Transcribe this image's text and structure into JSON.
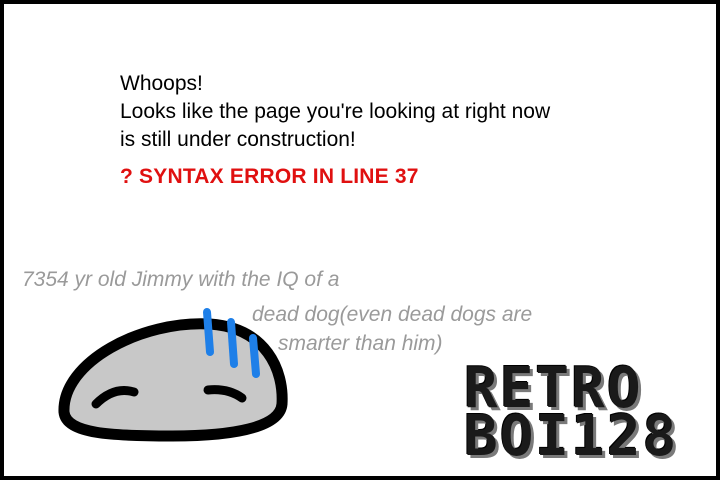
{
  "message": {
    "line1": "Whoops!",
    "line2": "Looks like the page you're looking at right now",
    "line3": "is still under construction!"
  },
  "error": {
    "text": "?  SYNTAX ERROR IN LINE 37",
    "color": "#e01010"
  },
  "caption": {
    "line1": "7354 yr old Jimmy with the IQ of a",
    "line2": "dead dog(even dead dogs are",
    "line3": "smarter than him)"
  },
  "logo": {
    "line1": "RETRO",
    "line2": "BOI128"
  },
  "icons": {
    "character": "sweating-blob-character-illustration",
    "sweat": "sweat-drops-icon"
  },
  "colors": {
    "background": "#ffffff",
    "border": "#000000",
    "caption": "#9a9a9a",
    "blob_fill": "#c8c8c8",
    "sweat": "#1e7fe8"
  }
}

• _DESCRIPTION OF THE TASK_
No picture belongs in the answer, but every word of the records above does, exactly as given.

• _OUTPUT OF THE TASK_
Transcribe this image's text and structure into JSON.
{
  "message": {
    "line1": "Whoops!",
    "line2": "Looks like the page you're looking at right now",
    "line3": "is still under construction!"
  },
  "error": {
    "text": "?  SYNTAX ERROR IN LINE 37",
    "color": "#e01010"
  },
  "caption": {
    "line1": "7354 yr old Jimmy with the IQ of a",
    "line2": "dead dog(even dead dogs are",
    "line3": "smarter than him)"
  },
  "logo": {
    "line1": "RETRO",
    "line2": "BOI128"
  },
  "icons": {
    "character": "sweating-blob-character-illustration",
    "sweat": "sweat-drops-icon"
  },
  "colors": {
    "background": "#ffffff",
    "border": "#000000",
    "caption": "#9a9a9a",
    "blob_fill": "#c8c8c8",
    "sweat": "#1e7fe8"
  }
}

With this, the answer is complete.